:: Description of the task ::
Reproduce the data in full, exactly as given, leaving images out.

----- Raw data

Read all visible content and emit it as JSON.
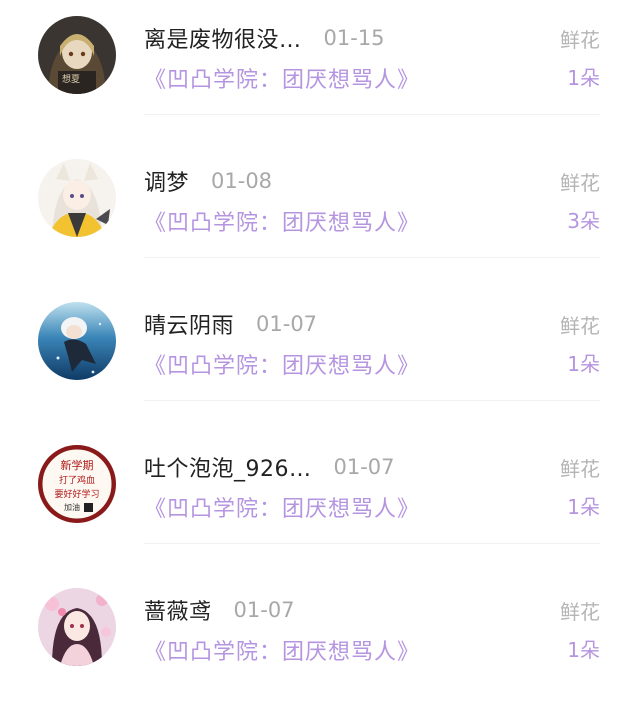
{
  "entries": [
    {
      "name": "离是废物很没…",
      "date": "01-15",
      "title": "《凹凸学院：团厌想骂人》",
      "gift_label": "鲜花",
      "gift_count": "1朵",
      "avatar_text": "想夏"
    },
    {
      "name": "调梦",
      "date": "01-08",
      "title": "《凹凸学院：团厌想骂人》",
      "gift_label": "鲜花",
      "gift_count": "3朵"
    },
    {
      "name": "晴云阴雨",
      "date": "01-07",
      "title": "《凹凸学院：团厌想骂人》",
      "gift_label": "鲜花",
      "gift_count": "1朵"
    },
    {
      "name": "吐个泡泡_926…",
      "date": "01-07",
      "title": "《凹凸学院：团厌想骂人》",
      "gift_label": "鲜花",
      "gift_count": "1朵",
      "avatar_text": [
        "新学期",
        "打了鸡血",
        "要好好学习",
        "加油"
      ]
    },
    {
      "name": "蔷薇鸢",
      "date": "01-07",
      "title": "《凹凸学院：团厌想骂人》",
      "gift_label": "鲜花",
      "gift_count": "1朵"
    }
  ]
}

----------

:: Exercise solution ::
Read all visible content and emit it as JSON.
{
  "entries": [
    {
      "name": "离是废物很没…",
      "date": "01-15",
      "title": "《凹凸学院：团厌想骂人》",
      "gift_label": "鲜花",
      "gift_count": "1朵",
      "avatar_text": "想夏"
    },
    {
      "name": "调梦",
      "date": "01-08",
      "title": "《凹凸学院：团厌想骂人》",
      "gift_label": "鲜花",
      "gift_count": "3朵"
    },
    {
      "name": "晴云阴雨",
      "date": "01-07",
      "title": "《凹凸学院：团厌想骂人》",
      "gift_label": "鲜花",
      "gift_count": "1朵"
    },
    {
      "name": "吐个泡泡_926…",
      "date": "01-07",
      "title": "《凹凸学院：团厌想骂人》",
      "gift_label": "鲜花",
      "gift_count": "1朵",
      "avatar_text": [
        "新学期",
        "打了鸡血",
        "要好好学习",
        "加油"
      ]
    },
    {
      "name": "蔷薇鸢",
      "date": "01-07",
      "title": "《凹凸学院：团厌想骂人》",
      "gift_label": "鲜花",
      "gift_count": "1朵"
    }
  ]
}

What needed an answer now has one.